The best of the three?
Mass Effect 2 regularly gets regarded as the best part of the franchise – and as much as I love it, I wouldn’t echo this sentiment. I found that BioWare branched out far in this game, and made plenty of quality-of-life improvements over the first game. However, the experimentation didn’t always pan out. Mass Effect 2 adheres to a formula – get a squadmate, let them sit on the ship a while, get their loyalty mission, do it, and either romance them or let them chill until they’re needed at the end. You’ll undoubtedly pick favorites – Grunt is invaluable in combat due to his tankiness, and others have great banter due to colorful personalities that will appeal to players differently. So members like Jacob, Samara, and the DLC characters Zaeed/Kasumi were unnecessary for a long extent. The formulaic nature also applies to combat level design – enter an area with cover, enemies will spawn in seconds, dispatch them, rinse/repeat. If the weapons/abilities weren’t so fun, this would get stale quickly, but at least there’s ample variety between enemy types. As soon as the combat came in 3, I saw immediate improvements – but that’s for next time. No matter which game is best, 2 is addictive, rewarding, and still a blast in the Legendary Edition form.
So, why should you play it?
- Vast improvements over Mass Effect 1, so good that some skip the first game entirely
- Side missions and activities are just as, if not more, fun than the required questline
- Huge replayability thanks to Paragon/Renegade routes and differing combat playstyles

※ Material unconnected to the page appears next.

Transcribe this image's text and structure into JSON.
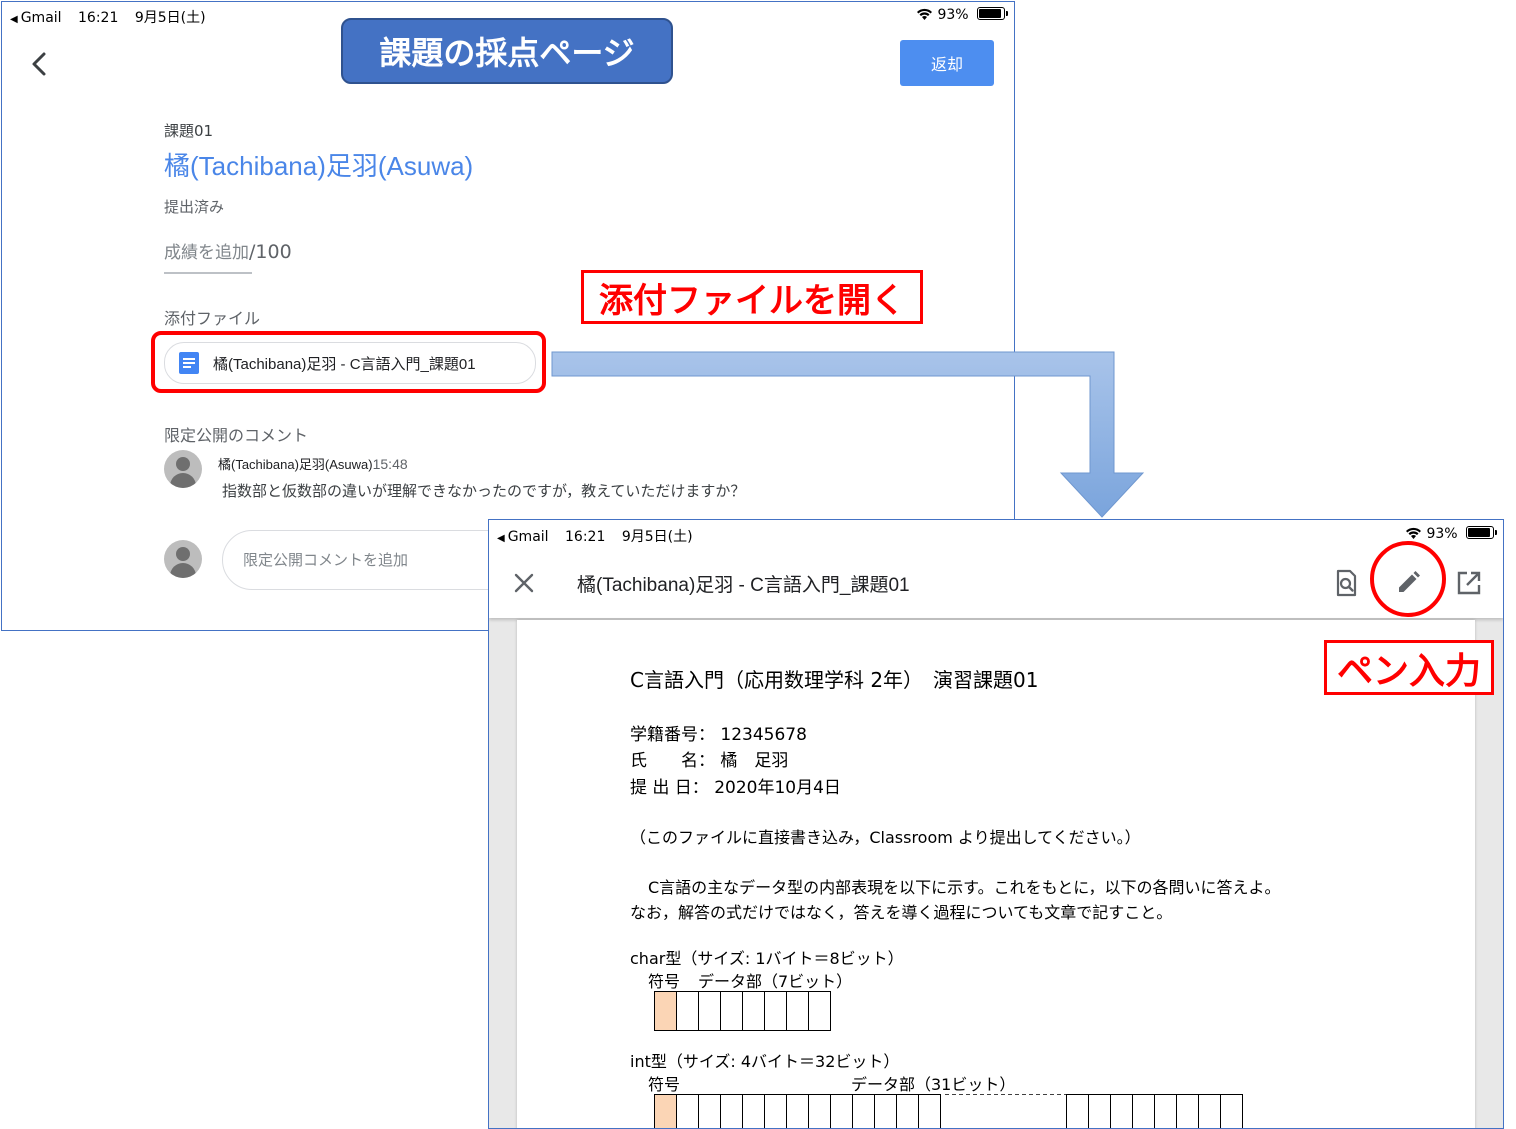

But why shouldn’t you play it?
- Some glitches still remain from the original release, but nothing game-breaking
- Time-consuming: not rewarding for gamers that don’t see merit in completion